  • local business and industry leaders play an integral role in planning and implementing school-to-career programs

  • partnerships with local adolescent/community groups support and supplement the regular school program (e.g., local community education sites are available; the YMCA supports a homework helper program; etc.)

  • local colleges and the school are engaged in conversations about how the high school can improve curriculum and instruction in order to better prepare students to succeed in college

  • high school students are able to take courses at local colleges and universities

  • local college partnerships are established to support professional development programs at the high school level for faculty members through training opportunities, granting of credit for in-service experiences, etc.

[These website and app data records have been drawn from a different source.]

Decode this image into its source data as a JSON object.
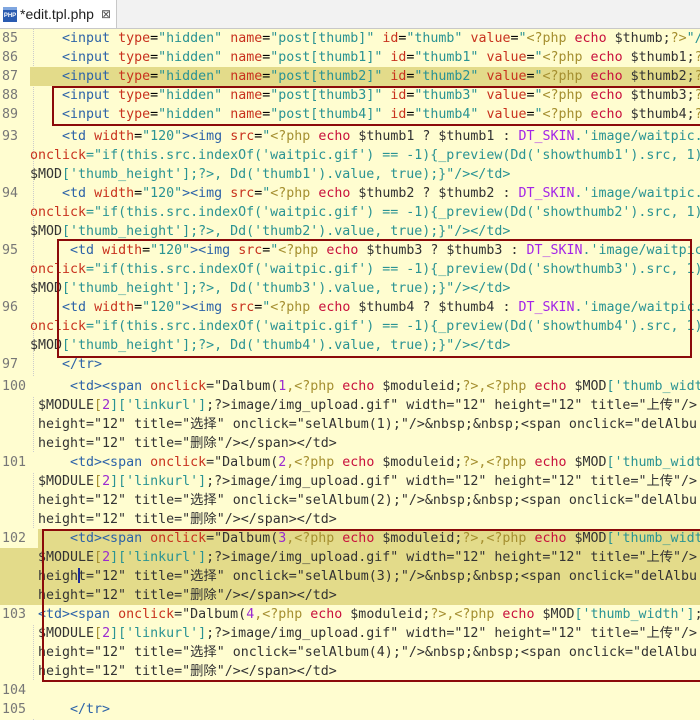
{
  "tab": {
    "title": "*edit.tpl.php",
    "icon": "php-file-icon",
    "close": "⊠"
  },
  "colors": {
    "background": "#fffdd0",
    "highlight": "#e3db8a",
    "box": "#8b0a0a"
  },
  "rows": [
    {
      "n": "85",
      "segs": [
        [
          "    ",
          ""
        ],
        [
          "<input",
          "t"
        ],
        [
          " ",
          ""
        ],
        [
          "type",
          "a"
        ],
        [
          "=",
          ""
        ],
        [
          "\"hidden\"",
          "s"
        ],
        [
          " ",
          ""
        ],
        [
          "name",
          "a"
        ],
        [
          "=",
          ""
        ],
        [
          "\"post[thumb]\"",
          "s"
        ],
        [
          " ",
          ""
        ],
        [
          "id",
          "a"
        ],
        [
          "=",
          ""
        ],
        [
          "\"thumb\"",
          "s"
        ],
        [
          " ",
          ""
        ],
        [
          "value",
          "a"
        ],
        [
          "=",
          ""
        ],
        [
          "\"",
          "s"
        ],
        [
          "<?php",
          "p"
        ],
        [
          " ",
          ""
        ],
        [
          "echo",
          "k"
        ],
        [
          " $thumb;",
          "v"
        ],
        [
          "?>",
          "p"
        ],
        [
          "\"/",
          "s"
        ]
      ]
    },
    {
      "n": "86",
      "segs": [
        [
          "    ",
          ""
        ],
        [
          "<input",
          "t"
        ],
        [
          " ",
          ""
        ],
        [
          "type",
          "a"
        ],
        [
          "=",
          ""
        ],
        [
          "\"hidden\"",
          "s"
        ],
        [
          " ",
          ""
        ],
        [
          "name",
          "a"
        ],
        [
          "=",
          ""
        ],
        [
          "\"post[thumb1]\"",
          "s"
        ],
        [
          " ",
          ""
        ],
        [
          "id",
          "a"
        ],
        [
          "=",
          ""
        ],
        [
          "\"thumb1\"",
          "s"
        ],
        [
          " ",
          ""
        ],
        [
          "value",
          "a"
        ],
        [
          "=",
          ""
        ],
        [
          "\"",
          "s"
        ],
        [
          "<?php",
          "p"
        ],
        [
          " ",
          ""
        ],
        [
          "echo",
          "k"
        ],
        [
          " $thumb1;",
          "v"
        ],
        [
          "?",
          "p"
        ]
      ]
    },
    {
      "n": "87",
      "hl": true,
      "segs": [
        [
          "    ",
          ""
        ],
        [
          "<input",
          "t"
        ],
        [
          " ",
          ""
        ],
        [
          "type",
          "a"
        ],
        [
          "=",
          ""
        ],
        [
          "\"hidden\"",
          "s"
        ],
        [
          " ",
          ""
        ],
        [
          "name",
          "a"
        ],
        [
          "=",
          ""
        ],
        [
          "\"post[thumb2]\"",
          "s"
        ],
        [
          " ",
          ""
        ],
        [
          "id",
          "a"
        ],
        [
          "=",
          ""
        ],
        [
          "\"thumb2\"",
          "s"
        ],
        [
          " ",
          ""
        ],
        [
          "value",
          "a"
        ],
        [
          "=",
          ""
        ],
        [
          "\"",
          "s"
        ],
        [
          "<?php",
          "p"
        ],
        [
          " ",
          ""
        ],
        [
          "echo",
          "k"
        ],
        [
          " $thumb2;",
          "v"
        ],
        [
          "?",
          "p"
        ]
      ]
    },
    {
      "n": "88",
      "segs": [
        [
          "    ",
          ""
        ],
        [
          "<input",
          "t"
        ],
        [
          " ",
          ""
        ],
        [
          "type",
          "a"
        ],
        [
          "=",
          ""
        ],
        [
          "\"hidden\"",
          "s"
        ],
        [
          " ",
          ""
        ],
        [
          "name",
          "a"
        ],
        [
          "=",
          ""
        ],
        [
          "\"post[thumb3]\"",
          "s"
        ],
        [
          " ",
          ""
        ],
        [
          "id",
          "a"
        ],
        [
          "=",
          ""
        ],
        [
          "\"thumb3\"",
          "s"
        ],
        [
          " ",
          ""
        ],
        [
          "value",
          "a"
        ],
        [
          "=",
          ""
        ],
        [
          "\"",
          "s"
        ],
        [
          "<?php",
          "p"
        ],
        [
          " ",
          ""
        ],
        [
          "echo",
          "k"
        ],
        [
          " $thumb3;",
          "v"
        ],
        [
          "?",
          "p"
        ]
      ]
    },
    {
      "n": "89",
      "segs": [
        [
          "    ",
          ""
        ],
        [
          "<input",
          "t"
        ],
        [
          " ",
          ""
        ],
        [
          "type",
          "a"
        ],
        [
          "=",
          ""
        ],
        [
          "\"hidden\"",
          "s"
        ],
        [
          " ",
          ""
        ],
        [
          "name",
          "a"
        ],
        [
          "=",
          ""
        ],
        [
          "\"post[thumb4]\"",
          "s"
        ],
        [
          " ",
          ""
        ],
        [
          "id",
          "a"
        ],
        [
          "=",
          ""
        ],
        [
          "\"thumb4\"",
          "s"
        ],
        [
          " ",
          ""
        ],
        [
          "value",
          "a"
        ],
        [
          "=",
          ""
        ],
        [
          "\"",
          "s"
        ],
        [
          "<?php",
          "p"
        ],
        [
          " ",
          ""
        ],
        [
          "echo",
          "k"
        ],
        [
          " $thumb4;",
          "v"
        ],
        [
          "?",
          "p"
        ]
      ]
    },
    {
      "n": "93",
      "gap": true,
      "segs": [
        [
          "    ",
          ""
        ],
        [
          "<td",
          "t"
        ],
        [
          " ",
          ""
        ],
        [
          "width",
          "a"
        ],
        [
          "=",
          ""
        ],
        [
          "\"120\"",
          "s"
        ],
        [
          "><img",
          "t"
        ],
        [
          " ",
          ""
        ],
        [
          "src",
          "a"
        ],
        [
          "=",
          ""
        ],
        [
          "\"",
          "s"
        ],
        [
          "<?php",
          "p"
        ],
        [
          " ",
          ""
        ],
        [
          "echo",
          "k"
        ],
        [
          " $thumb1 ? $thumb1 : ",
          "v"
        ],
        [
          "DT_SKIN",
          "c"
        ],
        [
          ".'image/waitpic.",
          "s"
        ]
      ]
    },
    {
      "n": "",
      "segs": [
        [
          "onclick",
          "a"
        ],
        [
          "=\"if(this.src.indexOf('waitpic.gif') == -1){_preview(Dd('showthumb1').src, 1)",
          "s"
        ]
      ]
    },
    {
      "n": "",
      "segs": [
        [
          "$MOD",
          "v"
        ],
        [
          "['thumb_height'];?>, Dd('thumb1').value, true);}\"/></td>",
          "s"
        ]
      ]
    },
    {
      "n": "94",
      "segs": [
        [
          "    ",
          ""
        ],
        [
          "<td",
          "t"
        ],
        [
          " ",
          ""
        ],
        [
          "width",
          "a"
        ],
        [
          "=",
          ""
        ],
        [
          "\"120\"",
          "s"
        ],
        [
          "><img",
          "t"
        ],
        [
          " ",
          ""
        ],
        [
          "src",
          "a"
        ],
        [
          "=",
          ""
        ],
        [
          "\"",
          "s"
        ],
        [
          "<?php",
          "p"
        ],
        [
          " ",
          ""
        ],
        [
          "echo",
          "k"
        ],
        [
          " $thumb2 ? $thumb2 : ",
          "v"
        ],
        [
          "DT_SKIN",
          "c"
        ],
        [
          ".'image/waitpic.",
          "s"
        ]
      ]
    },
    {
      "n": "",
      "segs": [
        [
          "onclick",
          "a"
        ],
        [
          "=\"if(this.src.indexOf('waitpic.gif') == -1){_preview(Dd('showthumb2').src, 1)",
          "s"
        ]
      ]
    },
    {
      "n": "",
      "segs": [
        [
          "$MOD",
          "v"
        ],
        [
          "['thumb_height'];?>, Dd('thumb2').value, true);}\"/></td>",
          "s"
        ]
      ]
    },
    {
      "n": "95",
      "segs": [
        [
          "     ",
          ""
        ],
        [
          "<td",
          "t"
        ],
        [
          " ",
          ""
        ],
        [
          "width",
          "a"
        ],
        [
          "=",
          ""
        ],
        [
          "\"120\"",
          "s"
        ],
        [
          "><img",
          "t"
        ],
        [
          " ",
          ""
        ],
        [
          "src",
          "a"
        ],
        [
          "=",
          ""
        ],
        [
          "\"",
          "s"
        ],
        [
          "<?php",
          "p"
        ],
        [
          " ",
          ""
        ],
        [
          "echo",
          "k"
        ],
        [
          " $thumb3 ? $thumb3 : ",
          "v"
        ],
        [
          "DT_SKIN",
          "c"
        ],
        [
          ".'image/waitpic",
          "s"
        ]
      ]
    },
    {
      "n": "",
      "segs": [
        [
          "onclick",
          "a"
        ],
        [
          "=\"if(this.src.indexOf('waitpic.gif') == -1){_preview(Dd('showthumb3').src, 1)",
          "s"
        ]
      ]
    },
    {
      "n": "",
      "segs": [
        [
          "$MOD",
          "v"
        ],
        [
          "['thumb_height'];?>, Dd('thumb3').value, true);}\"/></td>",
          "s"
        ]
      ]
    },
    {
      "n": "96",
      "segs": [
        [
          "    ",
          ""
        ],
        [
          "<td",
          "t"
        ],
        [
          " ",
          ""
        ],
        [
          "width",
          "a"
        ],
        [
          "=",
          ""
        ],
        [
          "\"120\"",
          "s"
        ],
        [
          "><img",
          "t"
        ],
        [
          " ",
          ""
        ],
        [
          "src",
          "a"
        ],
        [
          "=",
          ""
        ],
        [
          "\"",
          "s"
        ],
        [
          "<?php",
          "p"
        ],
        [
          " ",
          ""
        ],
        [
          "echo",
          "k"
        ],
        [
          " $thumb4 ? $thumb4 : ",
          "v"
        ],
        [
          "DT_SKIN",
          "c"
        ],
        [
          ".'image/waitpic.",
          "s"
        ]
      ]
    },
    {
      "n": "",
      "segs": [
        [
          "onclick",
          "a"
        ],
        [
          "=\"if(this.src.indexOf('waitpic.gif') == -1){_preview(Dd('showthumb4').src, 1)",
          "s"
        ]
      ]
    },
    {
      "n": "",
      "segs": [
        [
          "$MOD",
          "v"
        ],
        [
          "['thumb_height'];?>, Dd('thumb4').value, true);}\"/></td>",
          "s"
        ]
      ]
    },
    {
      "n": "97",
      "segs": [
        [
          "    ",
          ""
        ],
        [
          "</tr>",
          "t"
        ]
      ]
    },
    {
      "n": "100",
      "wide": true,
      "gap": true,
      "segs": [
        [
          "    ",
          ""
        ],
        [
          "<td><span",
          "t"
        ],
        [
          " ",
          ""
        ],
        [
          "onclick",
          "a"
        ],
        [
          "=\"Dalbum(",
          "v"
        ],
        [
          "1",
          "n"
        ],
        [
          ",<?php",
          "p"
        ],
        [
          " ",
          ""
        ],
        [
          "echo",
          "k"
        ],
        [
          " $moduleid;",
          "v"
        ],
        [
          "?>,<?php",
          "p"
        ],
        [
          " ",
          ""
        ],
        [
          "echo",
          "k"
        ],
        [
          " $MOD",
          "v"
        ],
        [
          "['thumb_widt",
          "s"
        ]
      ]
    },
    {
      "n": "",
      "wide": true,
      "segs": [
        [
          "$MODULE",
          "v"
        ],
        [
          "[",
          "p"
        ],
        [
          "2",
          "n"
        ],
        [
          "]['linkurl']",
          "s"
        ],
        [
          ";?>image/img_upload.gif\" width=\"12\" height=\"12\" title=\"上传\"/>",
          "v"
        ]
      ]
    },
    {
      "n": "",
      "wide": true,
      "segs": [
        [
          "height=\"12\" title=\"选择\" onclick=\"selAlbum(1);\"/>&nbsp;&nbsp;<span onclick=\"delAlbu",
          "v"
        ]
      ]
    },
    {
      "n": "",
      "wide": true,
      "segs": [
        [
          "height=\"12\" title=\"删除\"/></span></td>",
          "v"
        ]
      ]
    },
    {
      "n": "101",
      "wide": true,
      "segs": [
        [
          "    ",
          ""
        ],
        [
          "<td><span",
          "t"
        ],
        [
          " ",
          ""
        ],
        [
          "onclick",
          "a"
        ],
        [
          "=\"Dalbum(",
          "v"
        ],
        [
          "2",
          "n"
        ],
        [
          ",<?php",
          "p"
        ],
        [
          " ",
          ""
        ],
        [
          "echo",
          "k"
        ],
        [
          " $moduleid;",
          "v"
        ],
        [
          "?>,<?php",
          "p"
        ],
        [
          " ",
          ""
        ],
        [
          "echo",
          "k"
        ],
        [
          " $MOD",
          "v"
        ],
        [
          "['thumb_widt",
          "s"
        ]
      ]
    },
    {
      "n": "",
      "wide": true,
      "segs": [
        [
          "$MODULE",
          "v"
        ],
        [
          "[",
          "p"
        ],
        [
          "2",
          "n"
        ],
        [
          "]['linkurl']",
          "s"
        ],
        [
          ";?>image/img_upload.gif\" width=\"12\" height=\"12\" title=\"上传\"/>",
          "v"
        ]
      ]
    },
    {
      "n": "",
      "wide": true,
      "segs": [
        [
          "height=\"12\" title=\"选择\" onclick=\"selAlbum(2);\"/>&nbsp;&nbsp;<span onclick=\"delAlbu",
          "v"
        ]
      ]
    },
    {
      "n": "",
      "wide": true,
      "segs": [
        [
          "height=\"12\" title=\"删除\"/></span></td>",
          "v"
        ]
      ]
    },
    {
      "n": "102",
      "wide": true,
      "hl": true,
      "segs": [
        [
          "    ",
          ""
        ],
        [
          "<td><span",
          "t"
        ],
        [
          " ",
          ""
        ],
        [
          "onclick",
          "a"
        ],
        [
          "=\"Dalbum(",
          "v"
        ],
        [
          "3",
          "n"
        ],
        [
          ",<?php",
          "p"
        ],
        [
          " ",
          ""
        ],
        [
          "echo",
          "k"
        ],
        [
          " $moduleid;",
          "v"
        ],
        [
          "?>,<?php",
          "p"
        ],
        [
          " ",
          ""
        ],
        [
          "echo",
          "k"
        ],
        [
          " $MOD",
          "v"
        ],
        [
          "['thumb_widt",
          "s"
        ]
      ]
    },
    {
      "n": "",
      "wide": true,
      "hl": true,
      "segs": [
        [
          "$MODULE",
          "v"
        ],
        [
          "[",
          "p"
        ],
        [
          "2",
          "n"
        ],
        [
          "]['linkurl']",
          "s"
        ],
        [
          ";?>image/img_upload.gif\" width=\"12\" height=\"12\" title=\"上传\"/>",
          "v"
        ]
      ]
    },
    {
      "n": "",
      "wide": true,
      "hl": true,
      "segs": [
        [
          "height=\"12\" title=\"选择\" onclick=\"selAlbum(3);\"/>&nbsp;&nbsp;<span onclick=\"delAlbu",
          "v"
        ]
      ]
    },
    {
      "n": "",
      "wide": true,
      "hl": true,
      "segs": [
        [
          "height=\"12\" title=\"删除\"/></span></td>",
          "v"
        ]
      ]
    },
    {
      "n": "103",
      "wide": true,
      "segs": [
        [
          "<td><span",
          "t"
        ],
        [
          " ",
          ""
        ],
        [
          "onclick",
          "a"
        ],
        [
          "=\"Dalbum(",
          "v"
        ],
        [
          "4",
          "n"
        ],
        [
          ",<?php",
          "p"
        ],
        [
          " ",
          ""
        ],
        [
          "echo",
          "k"
        ],
        [
          " $moduleid;",
          "v"
        ],
        [
          "?>,<?php",
          "p"
        ],
        [
          " ",
          ""
        ],
        [
          "echo",
          "k"
        ],
        [
          " $MOD",
          "v"
        ],
        [
          "['thumb_width']",
          "s"
        ],
        [
          ";",
          "v"
        ]
      ]
    },
    {
      "n": "",
      "wide": true,
      "segs": [
        [
          "$MODULE",
          "v"
        ],
        [
          "[",
          "p"
        ],
        [
          "2",
          "n"
        ],
        [
          "]['linkurl']",
          "s"
        ],
        [
          ";?>image/img_upload.gif\" width=\"12\" height=\"12\" title=\"上传\"/>",
          "v"
        ]
      ]
    },
    {
      "n": "",
      "wide": true,
      "segs": [
        [
          "height=\"12\" title=\"选择\" onclick=\"selAlbum(4);\"/>&nbsp;&nbsp;<span onclick=\"delAlbu",
          "v"
        ]
      ]
    },
    {
      "n": "",
      "wide": true,
      "segs": [
        [
          "height=\"12\" title=\"删除\"/></span></td>",
          "v"
        ]
      ]
    },
    {
      "n": "104",
      "wide": true,
      "segs": []
    },
    {
      "n": "105",
      "wide": true,
      "segs": [
        [
          "    ",
          ""
        ],
        [
          "</tr>",
          "t"
        ]
      ]
    }
  ]
}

  • partnerships with teacher education programs have been established to engage student teachers and interns in the high school as added instructional support

  • students are encouraged to participate in real-world activities that link classroom knowledge with authentic application

Rating Guide

The Commission has developed a set of rating guides to be used with each of the Standards for Accreditation. Schools who are engaged in the self-study process use the rating guides as they assess their adherence to each of the Standards. As well, after they have met with students, parents, teachers, administrators and other stakeholders in the school, visiting committee teams use the rating guides to assess the school's adherence to the Standards   Finally, the Commission uses the rating guides as they make decisions about a school's accreditation status. 

Standard 7 Rating Guide (pdf)

Bibliography

In the process of reviewing/rewriting the Standards a purposeful commitment was made by the Commission to cite current research and best practice in support of the concepts within each of the Standards and the Indicators. Both the Commission and the Commission staff encourage member schools to access the bibliography throughout the decennial cycle. Funding for this work was provided through a grant from the Nellie Mae Education Foundation for which the Commission is deeply appreciative.

References for Standard 7

Download (pdf)

2011 Standards - Bibliography

The Commission is pleased to provide an extensive bibliography developed specifically for the 2011 Standards for Accreditation. You will find references listed for each Standard. In the process of reviewing/rewriting the Standards a purposeful commitment was made by the Commission to cite current research and best practice in support of the concepts within each of the Standards and the Indicators.

Both the Commission and the Commission staff encourage member schools to access the bibliography throughout the decennial cycle. Funding for this work was provided through a grant from the Nellie Mae Education Foundation for which the Commission is deeply appreciative.